TASK DESCRIPTION — When you write out the listing, keep every word as it stands and drop the pictures.

GIVEN DATA —
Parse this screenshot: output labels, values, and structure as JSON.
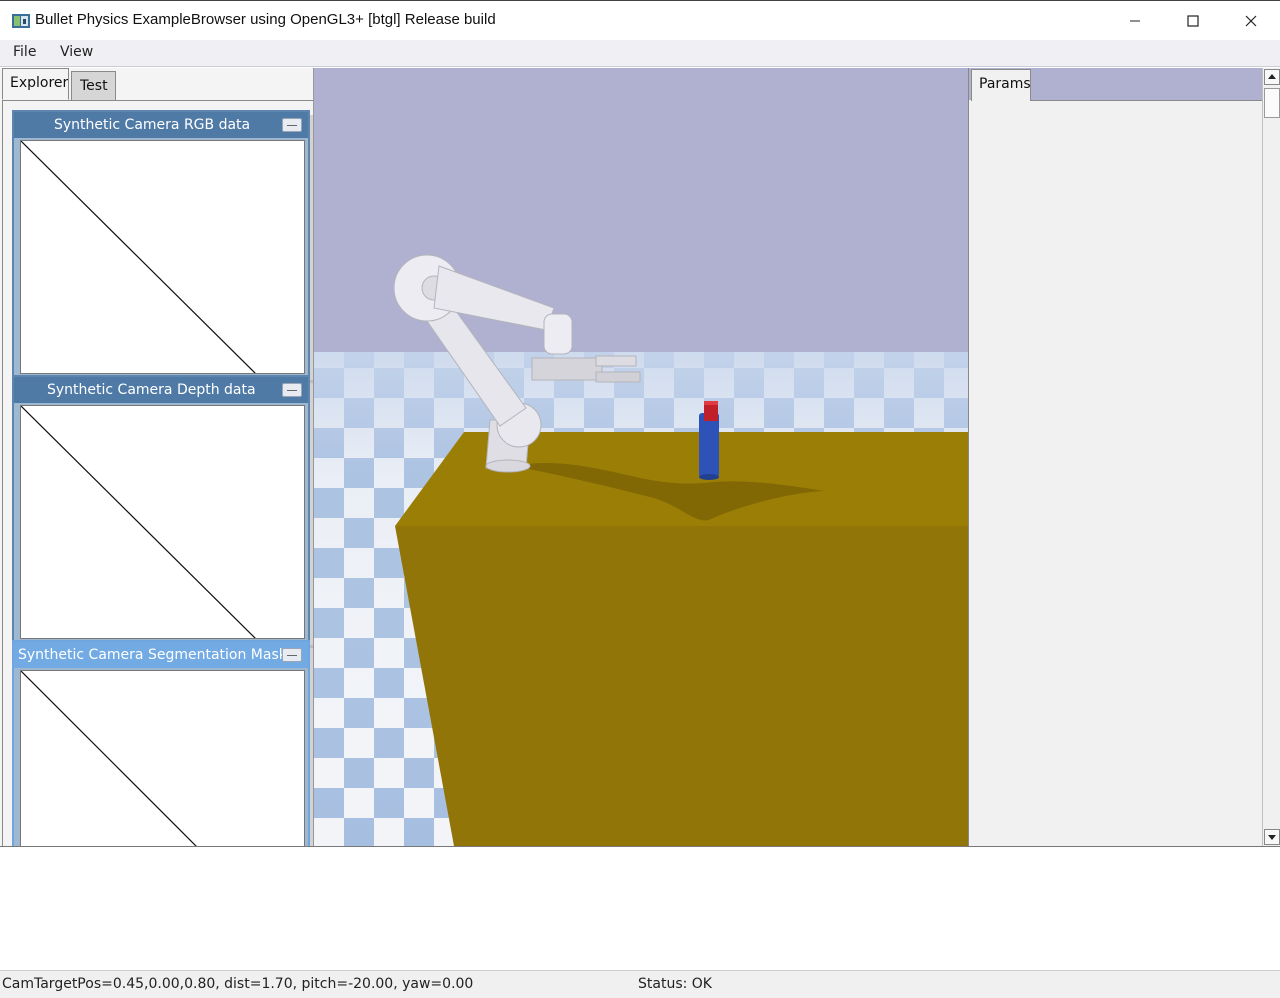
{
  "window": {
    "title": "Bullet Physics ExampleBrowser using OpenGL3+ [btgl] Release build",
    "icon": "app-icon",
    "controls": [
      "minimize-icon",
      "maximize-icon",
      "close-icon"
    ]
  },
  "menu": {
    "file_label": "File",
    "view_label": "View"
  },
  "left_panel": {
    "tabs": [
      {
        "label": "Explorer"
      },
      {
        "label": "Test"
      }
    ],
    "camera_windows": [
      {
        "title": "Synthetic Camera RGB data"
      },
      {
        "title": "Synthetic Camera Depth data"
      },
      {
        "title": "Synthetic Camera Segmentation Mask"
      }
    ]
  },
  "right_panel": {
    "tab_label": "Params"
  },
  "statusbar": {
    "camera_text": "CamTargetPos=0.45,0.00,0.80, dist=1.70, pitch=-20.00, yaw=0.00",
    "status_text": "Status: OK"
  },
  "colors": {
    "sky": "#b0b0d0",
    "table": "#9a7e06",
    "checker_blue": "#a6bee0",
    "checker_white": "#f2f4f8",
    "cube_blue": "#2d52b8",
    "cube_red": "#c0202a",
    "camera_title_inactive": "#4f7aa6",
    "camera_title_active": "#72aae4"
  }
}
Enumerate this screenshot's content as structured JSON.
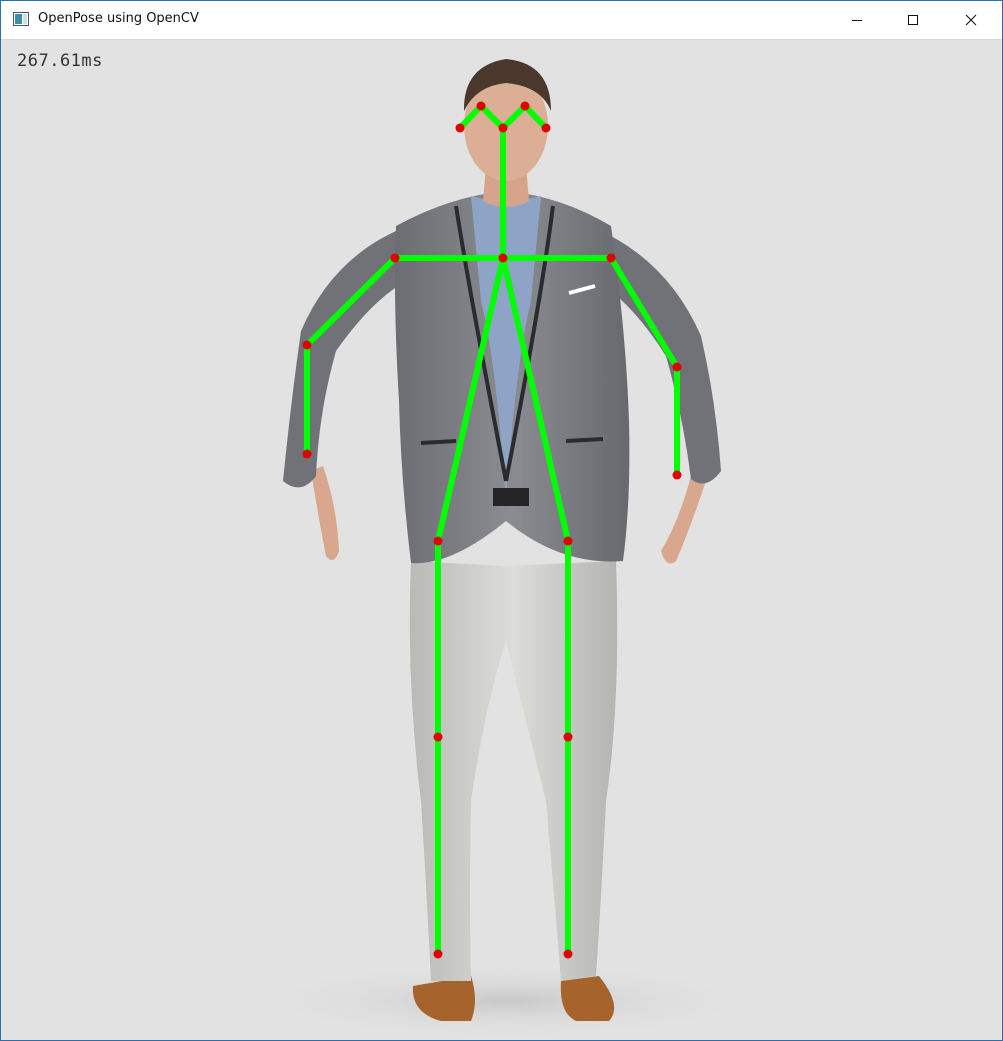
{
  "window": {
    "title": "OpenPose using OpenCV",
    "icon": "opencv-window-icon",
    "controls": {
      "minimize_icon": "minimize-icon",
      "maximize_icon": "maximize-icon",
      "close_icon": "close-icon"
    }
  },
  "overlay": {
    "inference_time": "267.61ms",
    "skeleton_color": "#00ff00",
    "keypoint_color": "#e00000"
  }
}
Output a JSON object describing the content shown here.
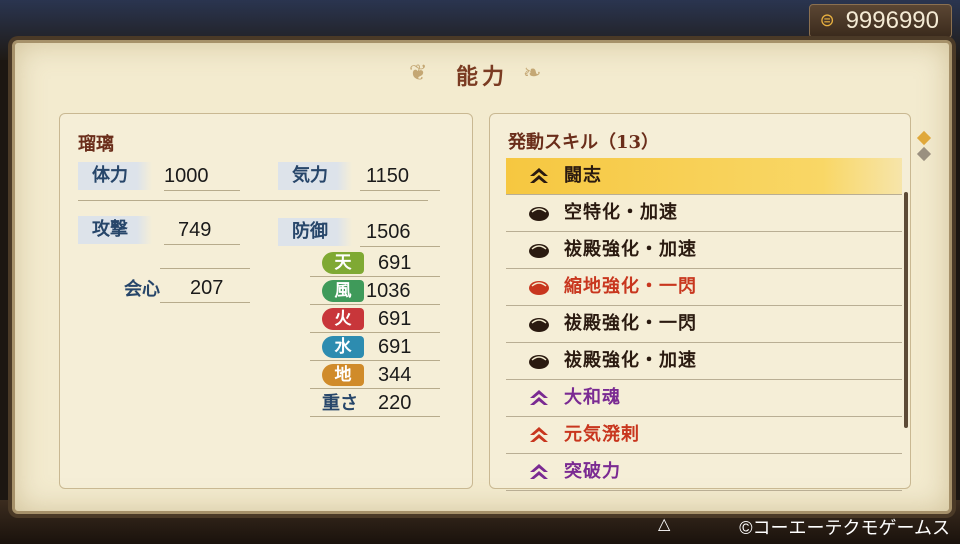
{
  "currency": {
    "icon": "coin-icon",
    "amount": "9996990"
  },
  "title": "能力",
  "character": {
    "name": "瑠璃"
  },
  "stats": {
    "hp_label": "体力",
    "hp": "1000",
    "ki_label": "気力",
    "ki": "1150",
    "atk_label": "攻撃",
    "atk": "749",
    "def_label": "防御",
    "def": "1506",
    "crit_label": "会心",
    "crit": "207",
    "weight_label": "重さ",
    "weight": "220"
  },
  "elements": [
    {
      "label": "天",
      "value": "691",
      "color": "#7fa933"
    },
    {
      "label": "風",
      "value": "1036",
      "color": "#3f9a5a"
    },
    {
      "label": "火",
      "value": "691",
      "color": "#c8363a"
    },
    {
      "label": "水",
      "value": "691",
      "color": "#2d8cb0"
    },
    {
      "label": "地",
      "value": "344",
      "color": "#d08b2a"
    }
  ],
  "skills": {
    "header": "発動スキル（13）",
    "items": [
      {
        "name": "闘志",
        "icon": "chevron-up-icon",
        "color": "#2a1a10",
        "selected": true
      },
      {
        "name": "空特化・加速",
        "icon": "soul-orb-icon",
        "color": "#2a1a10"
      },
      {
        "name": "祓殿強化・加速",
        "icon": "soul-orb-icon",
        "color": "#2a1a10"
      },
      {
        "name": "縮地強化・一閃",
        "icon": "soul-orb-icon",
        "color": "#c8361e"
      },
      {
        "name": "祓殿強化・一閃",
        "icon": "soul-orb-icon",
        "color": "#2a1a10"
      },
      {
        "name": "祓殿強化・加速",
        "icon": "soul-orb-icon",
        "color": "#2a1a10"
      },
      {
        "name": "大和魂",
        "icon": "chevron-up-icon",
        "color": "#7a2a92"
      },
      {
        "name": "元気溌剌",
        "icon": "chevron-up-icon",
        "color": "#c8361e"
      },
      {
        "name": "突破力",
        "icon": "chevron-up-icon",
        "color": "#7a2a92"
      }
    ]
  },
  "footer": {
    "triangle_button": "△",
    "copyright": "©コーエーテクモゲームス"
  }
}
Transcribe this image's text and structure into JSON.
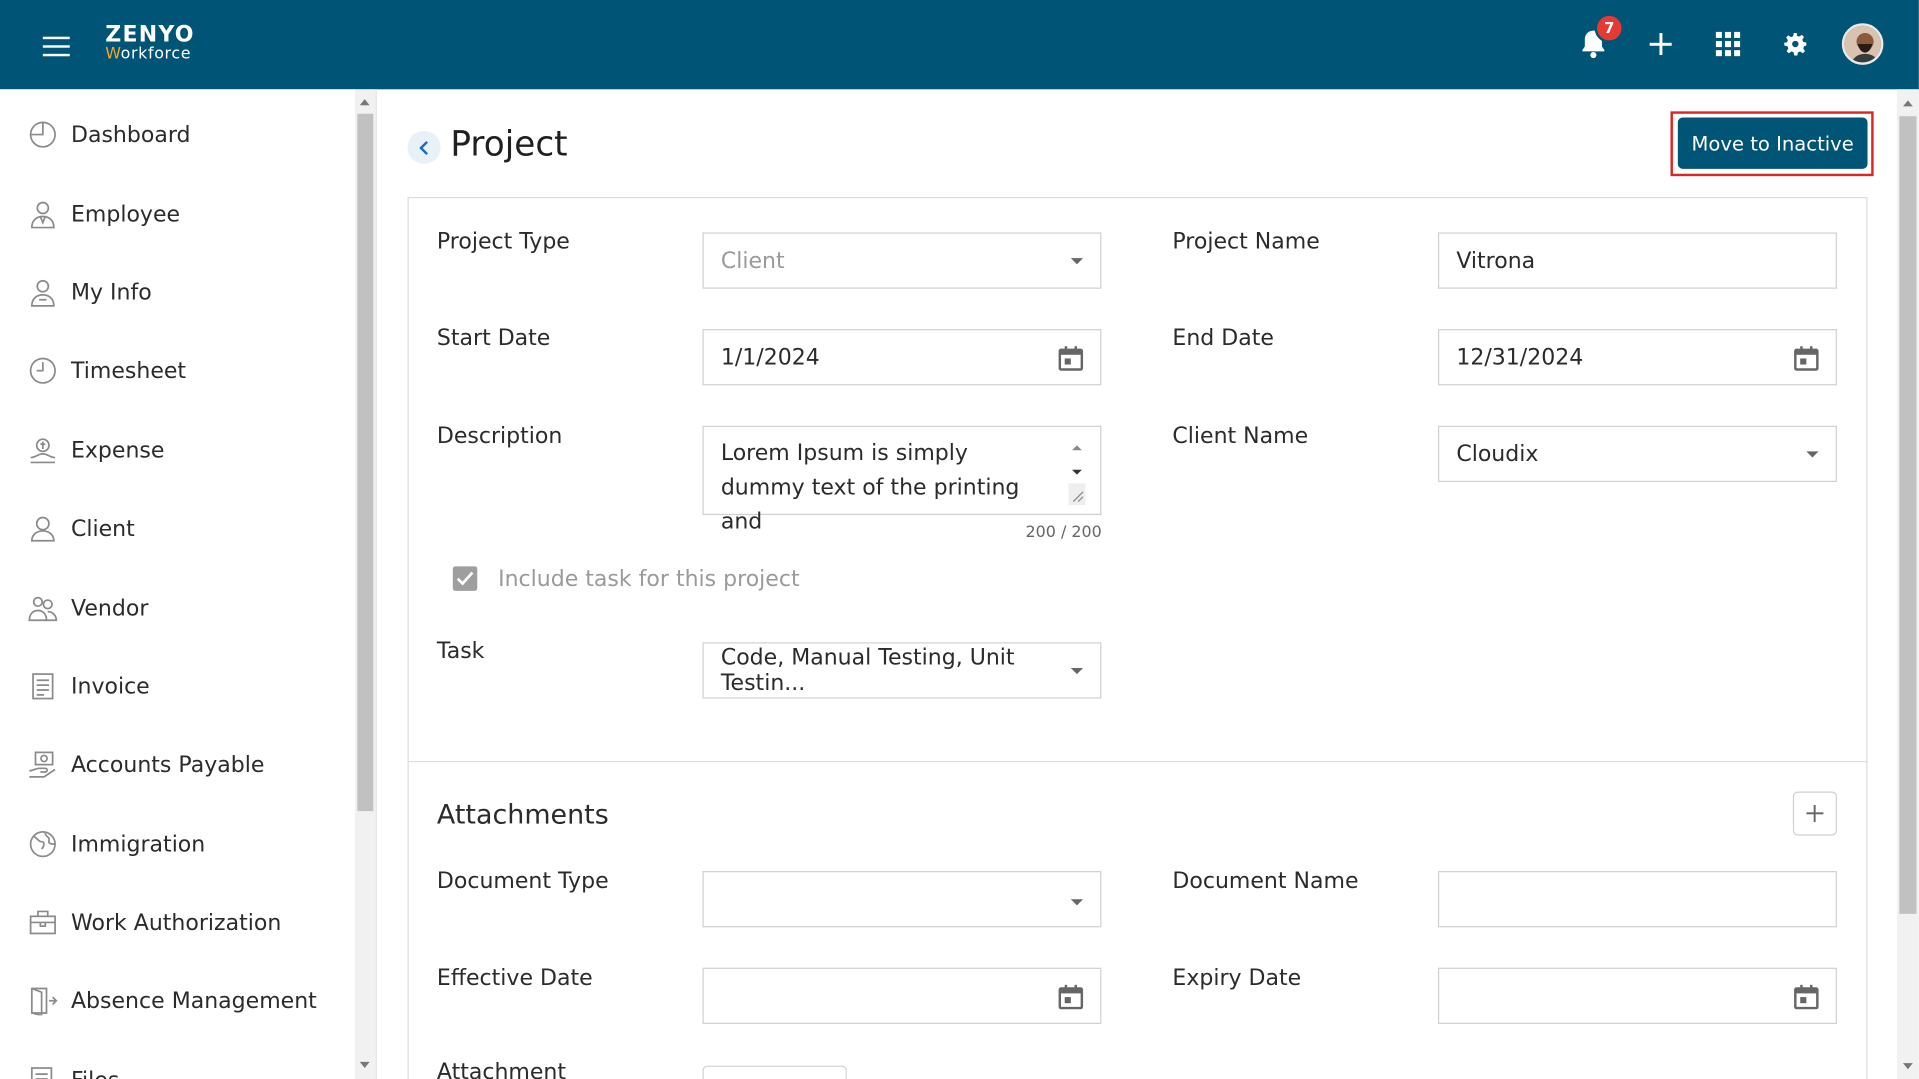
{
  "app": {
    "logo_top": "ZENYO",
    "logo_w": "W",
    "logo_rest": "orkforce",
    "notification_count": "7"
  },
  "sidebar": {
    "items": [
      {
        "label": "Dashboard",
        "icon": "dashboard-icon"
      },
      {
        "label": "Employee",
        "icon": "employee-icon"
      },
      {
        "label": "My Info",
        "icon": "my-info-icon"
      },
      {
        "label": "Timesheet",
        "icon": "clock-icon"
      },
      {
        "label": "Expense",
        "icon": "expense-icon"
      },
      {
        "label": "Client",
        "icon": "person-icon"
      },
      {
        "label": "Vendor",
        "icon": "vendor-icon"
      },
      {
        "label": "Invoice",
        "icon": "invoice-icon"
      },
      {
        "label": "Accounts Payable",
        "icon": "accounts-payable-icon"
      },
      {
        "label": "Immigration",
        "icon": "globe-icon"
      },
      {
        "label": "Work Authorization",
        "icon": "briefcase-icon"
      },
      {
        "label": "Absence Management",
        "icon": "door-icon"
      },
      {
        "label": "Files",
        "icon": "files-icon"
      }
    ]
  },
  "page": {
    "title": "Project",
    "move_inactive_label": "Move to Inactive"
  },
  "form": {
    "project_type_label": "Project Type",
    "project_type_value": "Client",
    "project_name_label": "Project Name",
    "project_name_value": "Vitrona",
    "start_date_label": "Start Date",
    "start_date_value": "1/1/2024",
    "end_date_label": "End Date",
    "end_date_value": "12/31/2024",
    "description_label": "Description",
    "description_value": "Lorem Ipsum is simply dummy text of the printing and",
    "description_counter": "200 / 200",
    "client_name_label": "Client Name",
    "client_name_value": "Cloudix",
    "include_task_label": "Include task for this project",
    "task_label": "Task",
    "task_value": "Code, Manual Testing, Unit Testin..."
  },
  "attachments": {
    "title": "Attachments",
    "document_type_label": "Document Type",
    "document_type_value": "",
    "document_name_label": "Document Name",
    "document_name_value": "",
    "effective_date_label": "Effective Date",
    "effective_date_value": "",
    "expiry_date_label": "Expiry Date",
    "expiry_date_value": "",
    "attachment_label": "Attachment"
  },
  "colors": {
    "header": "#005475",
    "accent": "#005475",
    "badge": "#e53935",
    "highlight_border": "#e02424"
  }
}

RESULT FOR THIS EXERCISE —
Parse this screenshot: output labels, values, and structure as JSON.
{
  "window": {
    "title": "Bullet Physics ExampleBrowser using OpenGL3+ [btgl] Release build",
    "icon": "app-icon",
    "controls": [
      "minimize-icon",
      "maximize-icon",
      "close-icon"
    ]
  },
  "menu": {
    "file_label": "File",
    "view_label": "View"
  },
  "left_panel": {
    "tabs": [
      {
        "label": "Explorer"
      },
      {
        "label": "Test"
      }
    ],
    "camera_windows": [
      {
        "title": "Synthetic Camera RGB data"
      },
      {
        "title": "Synthetic Camera Depth data"
      },
      {
        "title": "Synthetic Camera Segmentation Mask"
      }
    ]
  },
  "right_panel": {
    "tab_label": "Params"
  },
  "statusbar": {
    "camera_text": "CamTargetPos=0.45,0.00,0.80, dist=1.70, pitch=-20.00, yaw=0.00",
    "status_text": "Status: OK"
  },
  "colors": {
    "sky": "#b0b0d0",
    "table": "#9a7e06",
    "checker_blue": "#a6bee0",
    "checker_white": "#f2f4f8",
    "cube_blue": "#2d52b8",
    "cube_red": "#c0202a",
    "camera_title_inactive": "#4f7aa6",
    "camera_title_active": "#72aae4"
  }
}
Enumerate this screenshot's content as structured JSON.
{
  "window": {
    "title": "OpenPose using OpenCV",
    "icon": "opencv-window-icon",
    "controls": {
      "minimize_icon": "minimize-icon",
      "maximize_icon": "maximize-icon",
      "close_icon": "close-icon"
    }
  },
  "overlay": {
    "inference_time": "267.61ms",
    "skeleton_color": "#00ff00",
    "keypoint_color": "#e00000"
  }
}
Output a JSON object describing the content shown here.
{
  "currency": {
    "icon": "coin-icon",
    "amount": "9996990"
  },
  "title": "能力",
  "character": {
    "name": "瑠璃"
  },
  "stats": {
    "hp_label": "体力",
    "hp": "1000",
    "ki_label": "気力",
    "ki": "1150",
    "atk_label": "攻撃",
    "atk": "749",
    "def_label": "防御",
    "def": "1506",
    "crit_label": "会心",
    "crit": "207",
    "weight_label": "重さ",
    "weight": "220"
  },
  "elements": [
    {
      "label": "天",
      "value": "691",
      "color": "#7fa933"
    },
    {
      "label": "風",
      "value": "1036",
      "color": "#3f9a5a"
    },
    {
      "label": "火",
      "value": "691",
      "color": "#c8363a"
    },
    {
      "label": "水",
      "value": "691",
      "color": "#2d8cb0"
    },
    {
      "label": "地",
      "value": "344",
      "color": "#d08b2a"
    }
  ],
  "skills": {
    "header": "発動スキル（13）",
    "items": [
      {
        "name": "闘志",
        "icon": "chevron-up-icon",
        "color": "#2a1a10",
        "selected": true
      },
      {
        "name": "空特化・加速",
        "icon": "soul-orb-icon",
        "color": "#2a1a10"
      },
      {
        "name": "祓殿強化・加速",
        "icon": "soul-orb-icon",
        "color": "#2a1a10"
      },
      {
        "name": "縮地強化・一閃",
        "icon": "soul-orb-icon",
        "color": "#c8361e"
      },
      {
        "name": "祓殿強化・一閃",
        "icon": "soul-orb-icon",
        "color": "#2a1a10"
      },
      {
        "name": "祓殿強化・加速",
        "icon": "soul-orb-icon",
        "color": "#2a1a10"
      },
      {
        "name": "大和魂",
        "icon": "chevron-up-icon",
        "color": "#7a2a92"
      },
      {
        "name": "元気溌剌",
        "icon": "chevron-up-icon",
        "color": "#c8361e"
      },
      {
        "name": "突破力",
        "icon": "chevron-up-icon",
        "color": "#7a2a92"
      }
    ]
  },
  "footer": {
    "triangle_button": "△",
    "copyright": "©コーエーテクモゲームス"
  }
}
Transcribe this image's text and structure into JSON.
{
  "app": {
    "logo_top": "ZENYO",
    "logo_w": "W",
    "logo_rest": "orkforce",
    "notification_count": "7"
  },
  "sidebar": {
    "items": [
      {
        "label": "Dashboard",
        "icon": "dashboard-icon"
      },
      {
        "label": "Employee",
        "icon": "employee-icon"
      },
      {
        "label": "My Info",
        "icon": "my-info-icon"
      },
      {
        "label": "Timesheet",
        "icon": "clock-icon"
      },
      {
        "label": "Expense",
        "icon": "expense-icon"
      },
      {
        "label": "Client",
        "icon": "person-icon"
      },
      {
        "label": "Vendor",
        "icon": "vendor-icon"
      },
      {
        "label": "Invoice",
        "icon": "invoice-icon"
      },
      {
        "label": "Accounts Payable",
        "icon": "accounts-payable-icon"
      },
      {
        "label": "Immigration",
        "icon": "globe-icon"
      },
      {
        "label": "Work Authorization",
        "icon": "briefcase-icon"
      },
      {
        "label": "Absence Management",
        "icon": "door-icon"
      },
      {
        "label": "Files",
        "icon": "files-icon"
      }
    ]
  },
  "page": {
    "title": "Project",
    "move_inactive_label": "Move to Inactive"
  },
  "form": {
    "project_type_label": "Project Type",
    "project_type_value": "Client",
    "project_name_label": "Project Name",
    "project_name_value": "Vitrona",
    "start_date_label": "Start Date",
    "start_date_value": "1/1/2024",
    "end_date_label": "End Date",
    "end_date_value": "12/31/2024",
    "description_label": "Description",
    "description_value": "Lorem Ipsum is simply dummy text of the printing and",
    "description_counter": "200 / 200",
    "client_name_label": "Client Name",
    "client_name_value": "Cloudix",
    "include_task_label": "Include task for this project",
    "task_label": "Task",
    "task_value": "Code, Manual Testing, Unit Testin..."
  },
  "attachments": {
    "title": "Attachments",
    "document_type_label": "Document Type",
    "document_type_value": "",
    "document_name_label": "Document Name",
    "document_name_value": "",
    "effective_date_label": "Effective Date",
    "effective_date_value": "",
    "expiry_date_label": "Expiry Date",
    "expiry_date_value": "",
    "attachment_label": "Attachment"
  },
  "colors": {
    "header": "#005475",
    "accent": "#005475",
    "badge": "#e53935",
    "highlight_border": "#e02424"
  }
}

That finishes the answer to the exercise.